The task - Read the lines below. Copy out any that hold the string "JSON".

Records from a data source
# # # #

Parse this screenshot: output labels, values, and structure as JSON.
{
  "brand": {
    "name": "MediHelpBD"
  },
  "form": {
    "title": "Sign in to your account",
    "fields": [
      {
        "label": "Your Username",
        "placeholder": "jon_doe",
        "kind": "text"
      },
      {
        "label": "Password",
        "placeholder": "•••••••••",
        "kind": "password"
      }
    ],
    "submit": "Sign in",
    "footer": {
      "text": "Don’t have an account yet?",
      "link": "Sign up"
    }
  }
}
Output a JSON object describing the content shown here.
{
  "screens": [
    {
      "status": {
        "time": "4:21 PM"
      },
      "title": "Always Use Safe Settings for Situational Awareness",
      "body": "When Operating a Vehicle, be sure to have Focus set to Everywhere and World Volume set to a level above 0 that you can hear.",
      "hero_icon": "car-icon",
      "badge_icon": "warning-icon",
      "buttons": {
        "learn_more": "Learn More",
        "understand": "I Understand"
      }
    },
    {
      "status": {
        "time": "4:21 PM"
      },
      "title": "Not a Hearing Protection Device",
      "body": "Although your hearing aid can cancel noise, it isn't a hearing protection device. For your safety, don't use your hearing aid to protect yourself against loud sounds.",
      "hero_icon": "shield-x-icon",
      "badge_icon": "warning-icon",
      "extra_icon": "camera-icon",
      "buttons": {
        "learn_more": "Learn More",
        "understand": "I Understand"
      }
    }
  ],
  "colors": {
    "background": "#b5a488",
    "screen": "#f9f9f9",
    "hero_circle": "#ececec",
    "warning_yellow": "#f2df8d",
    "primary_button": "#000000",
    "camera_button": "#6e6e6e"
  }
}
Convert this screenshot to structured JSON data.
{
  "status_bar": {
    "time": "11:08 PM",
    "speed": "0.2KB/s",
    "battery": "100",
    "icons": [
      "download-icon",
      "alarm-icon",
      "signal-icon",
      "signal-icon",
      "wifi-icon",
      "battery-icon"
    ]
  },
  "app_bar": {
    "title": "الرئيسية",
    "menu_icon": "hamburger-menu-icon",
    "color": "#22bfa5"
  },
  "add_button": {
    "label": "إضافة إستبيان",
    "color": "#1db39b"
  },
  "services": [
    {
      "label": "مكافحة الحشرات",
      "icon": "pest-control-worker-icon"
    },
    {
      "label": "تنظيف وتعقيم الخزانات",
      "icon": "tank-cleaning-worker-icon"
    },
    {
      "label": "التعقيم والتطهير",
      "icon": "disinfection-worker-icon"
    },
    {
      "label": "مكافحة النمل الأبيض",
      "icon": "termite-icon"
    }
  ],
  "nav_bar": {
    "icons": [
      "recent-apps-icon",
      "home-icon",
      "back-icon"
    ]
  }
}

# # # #

Task answer -
Parse this screenshot: output labels, values, and structure as JSON.
Output a JSON object describing the content shown here.
Convert this screenshot to structured JSON data.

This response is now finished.